Activity :: If a line in the entries below includes the string "Cloud", copy it out.

Provided records ::
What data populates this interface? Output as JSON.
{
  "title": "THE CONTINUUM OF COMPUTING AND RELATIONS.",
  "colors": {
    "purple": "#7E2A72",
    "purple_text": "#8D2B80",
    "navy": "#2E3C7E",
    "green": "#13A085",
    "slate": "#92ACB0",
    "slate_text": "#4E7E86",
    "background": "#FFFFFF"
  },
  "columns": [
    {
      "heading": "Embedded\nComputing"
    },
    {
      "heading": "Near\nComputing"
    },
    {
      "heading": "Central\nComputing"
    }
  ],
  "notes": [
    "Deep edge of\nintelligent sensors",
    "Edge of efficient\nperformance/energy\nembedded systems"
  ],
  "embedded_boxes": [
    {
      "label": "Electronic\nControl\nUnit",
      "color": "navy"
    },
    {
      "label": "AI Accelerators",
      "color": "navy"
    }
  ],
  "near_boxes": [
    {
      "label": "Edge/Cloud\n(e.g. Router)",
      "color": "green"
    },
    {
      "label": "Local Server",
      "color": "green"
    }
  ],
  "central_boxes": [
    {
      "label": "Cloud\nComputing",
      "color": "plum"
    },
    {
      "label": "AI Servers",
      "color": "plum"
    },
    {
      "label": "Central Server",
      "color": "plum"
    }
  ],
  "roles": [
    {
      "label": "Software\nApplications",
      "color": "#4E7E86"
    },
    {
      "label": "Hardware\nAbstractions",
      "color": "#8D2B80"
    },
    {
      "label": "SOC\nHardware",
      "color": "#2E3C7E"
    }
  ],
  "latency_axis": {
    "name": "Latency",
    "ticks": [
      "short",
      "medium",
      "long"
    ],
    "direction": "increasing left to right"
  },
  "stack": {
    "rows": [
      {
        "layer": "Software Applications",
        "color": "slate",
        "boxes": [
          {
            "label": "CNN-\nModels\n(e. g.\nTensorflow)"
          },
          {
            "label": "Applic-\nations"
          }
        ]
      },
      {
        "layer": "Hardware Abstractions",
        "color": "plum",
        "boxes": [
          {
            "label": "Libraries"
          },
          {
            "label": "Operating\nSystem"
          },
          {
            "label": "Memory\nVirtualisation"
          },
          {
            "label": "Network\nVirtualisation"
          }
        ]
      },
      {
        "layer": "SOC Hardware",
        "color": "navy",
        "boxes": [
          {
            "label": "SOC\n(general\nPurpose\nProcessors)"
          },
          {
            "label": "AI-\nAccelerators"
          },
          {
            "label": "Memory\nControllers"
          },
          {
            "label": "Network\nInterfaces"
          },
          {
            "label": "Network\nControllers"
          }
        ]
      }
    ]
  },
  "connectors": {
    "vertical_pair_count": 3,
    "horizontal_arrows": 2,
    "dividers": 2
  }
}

Answer for the task ::
      "label": "Edge/Cloud\n(e.g. Router)",
      "label": "Cloud\nComputing",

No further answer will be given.